As Summer approaches and the weather gets hotter and hotter, most students would want to indulge in sweet and tasty treats. This isn’t the case, however, for many of the Muslim students at our school, who fast for the month long Islamic holiday Ramadan,which began Sunday evening (June 5th) in accordance with the Lunar calendar.
According to history.com, Ramadan is a holy month of fasting, self examination, and prayer, and is believed to be one of the five fundamental principles of Islam. Muslims do not eat or drink during the holiday from sunrise to sunset. Not only are they not allowed to partake in any kind of food or drink, but they are also encouraged to avoid all kinds of gossip, arguments, music, and sexual encounters. The end of Ramadan is celebrated with a three day festival “Eid al-Fitr” that is considered to be one of Islam’s biggest holidays.
Before dawn, meals usually consist of bread and some variation of eggs, and the fast is broken at dusk with a date. Regardless of cultural or regional differences, junior Suferah Khan said everyone celebrates Ramadan the same way.
Khan, who has been fasting since she was 14 said, “My favorite part of Ramadan is probably seeing everyone at the mosque and other friends that live of out of that state who I don’t get to see often.”
She wants other people to know that it’s not rude to eat or drink in front of someone who is fasting. Khan will only be coming to school from now on when it is most necessary, and said that the school is quite accommodating of students who fast.
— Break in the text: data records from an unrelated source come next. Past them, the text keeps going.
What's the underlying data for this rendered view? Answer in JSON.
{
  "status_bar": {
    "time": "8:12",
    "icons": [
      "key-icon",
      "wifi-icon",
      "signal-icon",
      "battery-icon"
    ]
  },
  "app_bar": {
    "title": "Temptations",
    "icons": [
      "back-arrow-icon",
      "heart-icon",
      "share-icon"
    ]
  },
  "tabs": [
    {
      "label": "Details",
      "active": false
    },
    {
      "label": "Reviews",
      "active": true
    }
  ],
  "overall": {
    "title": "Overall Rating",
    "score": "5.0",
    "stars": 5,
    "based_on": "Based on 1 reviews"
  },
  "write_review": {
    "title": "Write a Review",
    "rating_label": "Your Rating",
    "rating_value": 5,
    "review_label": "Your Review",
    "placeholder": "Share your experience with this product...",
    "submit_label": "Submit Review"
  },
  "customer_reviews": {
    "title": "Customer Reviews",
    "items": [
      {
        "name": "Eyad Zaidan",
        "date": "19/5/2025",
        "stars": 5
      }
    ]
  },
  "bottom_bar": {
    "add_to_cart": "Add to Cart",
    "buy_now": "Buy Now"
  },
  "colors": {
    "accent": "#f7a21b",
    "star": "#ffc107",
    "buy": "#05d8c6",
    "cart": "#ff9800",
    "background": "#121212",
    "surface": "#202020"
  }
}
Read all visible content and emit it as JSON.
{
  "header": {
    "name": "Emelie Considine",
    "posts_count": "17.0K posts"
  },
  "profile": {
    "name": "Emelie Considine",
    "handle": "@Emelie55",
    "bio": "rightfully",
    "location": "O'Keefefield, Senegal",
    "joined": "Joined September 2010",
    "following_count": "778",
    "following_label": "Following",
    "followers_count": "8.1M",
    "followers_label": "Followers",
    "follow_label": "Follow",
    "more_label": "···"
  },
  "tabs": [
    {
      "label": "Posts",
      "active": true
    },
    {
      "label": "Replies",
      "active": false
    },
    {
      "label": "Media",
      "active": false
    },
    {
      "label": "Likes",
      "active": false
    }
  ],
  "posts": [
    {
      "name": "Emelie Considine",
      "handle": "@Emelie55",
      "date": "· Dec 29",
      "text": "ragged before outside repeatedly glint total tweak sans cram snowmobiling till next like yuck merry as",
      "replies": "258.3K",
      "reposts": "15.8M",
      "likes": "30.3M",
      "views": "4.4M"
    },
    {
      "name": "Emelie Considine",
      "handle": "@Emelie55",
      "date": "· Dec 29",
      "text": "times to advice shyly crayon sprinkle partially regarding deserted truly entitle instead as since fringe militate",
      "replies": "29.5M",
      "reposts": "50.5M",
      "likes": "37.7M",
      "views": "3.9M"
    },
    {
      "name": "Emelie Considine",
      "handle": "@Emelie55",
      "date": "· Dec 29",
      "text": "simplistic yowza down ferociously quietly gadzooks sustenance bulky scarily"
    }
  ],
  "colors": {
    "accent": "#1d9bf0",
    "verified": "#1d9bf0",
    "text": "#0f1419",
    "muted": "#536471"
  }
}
“They offer a pre-arranged absence form so if you don’t want to come in while you are fasting then you can just request it,” she said, adding that the hardest part of Ramadan for her is not being able to listen to music.
For other students like sophomore Fatima Zia, Ramadan brings a different kind of challenge.
“I started [celebrating Ramadan] when I was about 11 or 12, but up to this day, I haven’t participated in all 30 days,” said Zia, who only fasts for about 17 days. “The hot weather makes me sweat and thirsty so I feel faint all the time,” she explained.
Junior Iman Aziz says, “My favorite part of Ramadan has to be all the sleep I get; I tend to sleep more. I have a huge family so I love it when they all come over and we have dinner together, or before we have to begin our fast, all the cousins and I will go to iHop at like 4 am.”
Aziz, who has been fasting since the age of 11, also added, “What I want others to know is that I am not being forced to do this, I do it by choice, and it’s actually not that hard. As I continue to do it for one month every year, it gets easier and easier.”
Although Ramadan is mostly known for fasting, the whole purpose is for Muslims to appreciate everything they have from their god, by giving it up for the majority of the month. It is a time to reconnect with their faith, and is centered around charity for others.